On February 25, 2000, in the course of settlement discussions, the Corps agreed to include the wooly star and slenderhorned spineflower in its BA. Id. at ¶ 12. The Corps, however, indicated that it would use the SBKR's listing date as the environmental baseline for all three species. In addition, the parties disagreed as to a schedule for the Corps completing its BA. Following a series of subsequent interactions, the Plaintiffs, with the Corps' approval, filed a motion to stay proceedings on May 8, 2000. The motion to stay indicated that the parties had agreed to July 28, 2000 for issuance of the Corps' BA. The Corps issued its BA on August 11, 2000. In it the Corps adopts the environmental baselines for the wooly star and slenderhorned spineflower that the Plaintiffs advocated for.

The evidence indicates that the Plaintiffs played an active role in the process that culminated in the Corps' August 2000 BA. As such, the Court finds that the Plaintiffs' lawsuit was a substantial catalytic factor in: 1) securing the Corps commitment to reinitiate consultation for the wooly star and slenderhorned spineflower and 2) the Corps adopting the appropriate environmental *952 baselines for the wooly star and slenderhorned spineflower.

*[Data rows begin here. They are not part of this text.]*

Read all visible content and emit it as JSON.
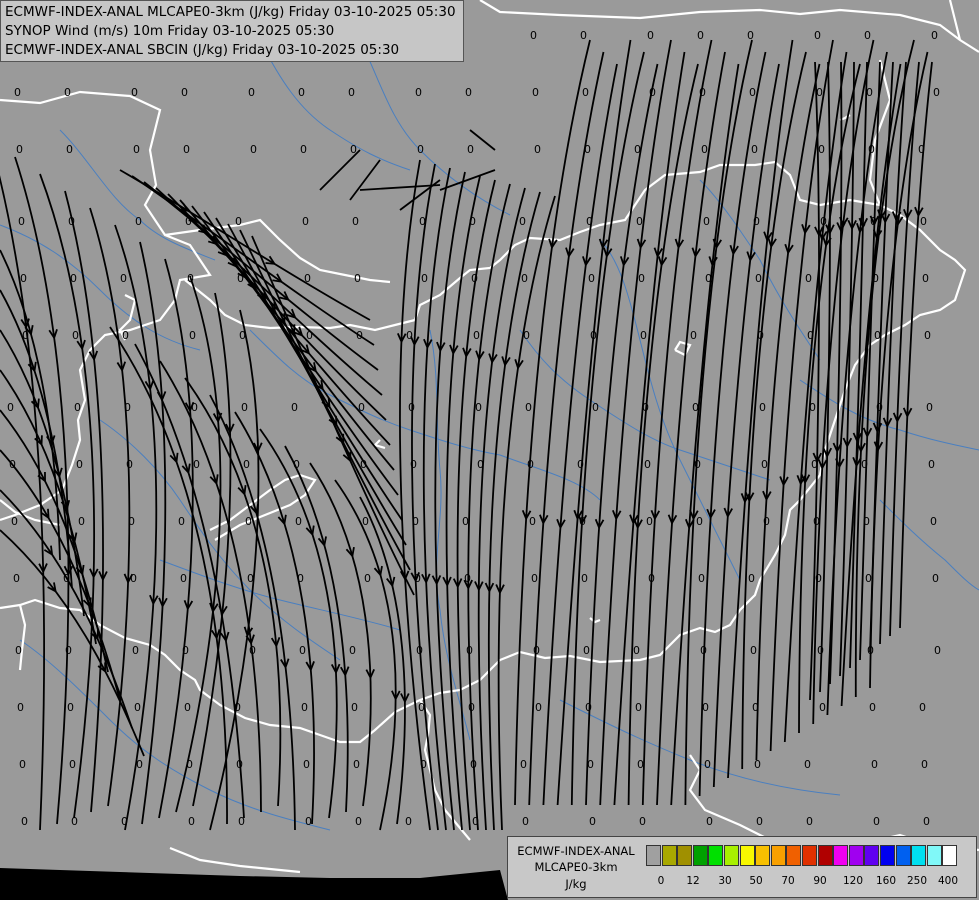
{
  "title_lines": [
    "ECMWF-INDEX-ANAL MLCAPE0-3km (J/kg) Friday 03-10-2025 05:30",
    "SYNOP Wind (m/s) 10m Friday 03-10-2025 05:30",
    "ECMWF-INDEX-ANAL SBCIN (J/kg) Friday 03-10-2025 05:30"
  ],
  "station_value": "0",
  "legend": {
    "name_line1": "ECMWF-INDEX-ANAL",
    "name_line2": "MLCAPE0-3km",
    "unit": "J/kg",
    "colors": [
      "#a0a0a0",
      "#a8a800",
      "#a09000",
      "#00a000",
      "#00e000",
      "#a8f000",
      "#f8f800",
      "#f8c000",
      "#f8a000",
      "#f06000",
      "#e03000",
      "#b00000",
      "#f000f0",
      "#a000f0",
      "#6000f0",
      "#0000f0",
      "#0060f0",
      "#00e0f0",
      "#80f8f8",
      "#ffffff"
    ],
    "ticks": [
      "0",
      "12",
      "30",
      "50",
      "70",
      "90",
      "120",
      "160",
      "250",
      "400"
    ]
  },
  "colors": {
    "background": "#9a9a9a",
    "country_border": "#ffffff",
    "river": "#4a7fc0",
    "streamline": "#000000"
  }
}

  Conclusion

For the reasons stated above, Plaintiffs' motion to alter judgment is granted. Therefore, Plaintiffs' request for attorney's fees in the amount of $44,350.00 and for expenses in the amount of $600,00 is also granted.

IT IS SO ORDERED.

NOTES

[1] The FHAA provides that "the court, in its discretion, may allow the prevailing party...a reasonable attorney's fee and costs." 42 U.S.C. § 3613(2) (c). Similarly, the ADA provides that "the court...in its discretion, may allow the prevailing party...a reasonable attorney's fee, including litigation expenses and costs." 42 U.S.C. § 12205.

[2] The Court noted that interpretation of the "whenever...appropriate" language of § 307 controls construction of the same term in environmental statutes with fee provisions using the same language, such as the Endangered Species Act, 16 U.S.C. § 1540(g) (4), Id. at 682 n. 1, 103 S. Ct. 3274.

[3] While the Ninth Circuit has not addressed the issue of the availability of the "catalyst theory" under the ESA, the Tenth Circuit recently noted (while declining to authoritatively address the issue) that because of the different language used in § 1540(g) (4), "the basis of the Court's conclusion in Buckhannon is not applicable[.]" Center for Biological Diversity et. al. v. Gale A. Norton, 262 F.3d 1077, 1080 n. 2 (10th Cir.2001).

[4] There does not appear to be any contest that the Seven Oaks Dam project was a "major construction activity" as defined in 50 C.F.R. § 402.02.

[5] The environmental baseline is the point from which the agency action's effects are measured:

"Effects of the action" refers to the direct and indirect effects of an action on the species or critical habitat, together with the effects of other activities that are interrelated or interdependent with that action, that will be added to the environmental baseline. The environmental baseline includes the past and present impacts of all Federal, State, or private actions and other human activities in the action area, the anticipated impacts of all proposed Federal projects in the action area that have already undergone formal or early section 7 consultation, and the impact of State or private actions which are contemporaneous with the consultation in process....

50 C.F.R. § 402.02.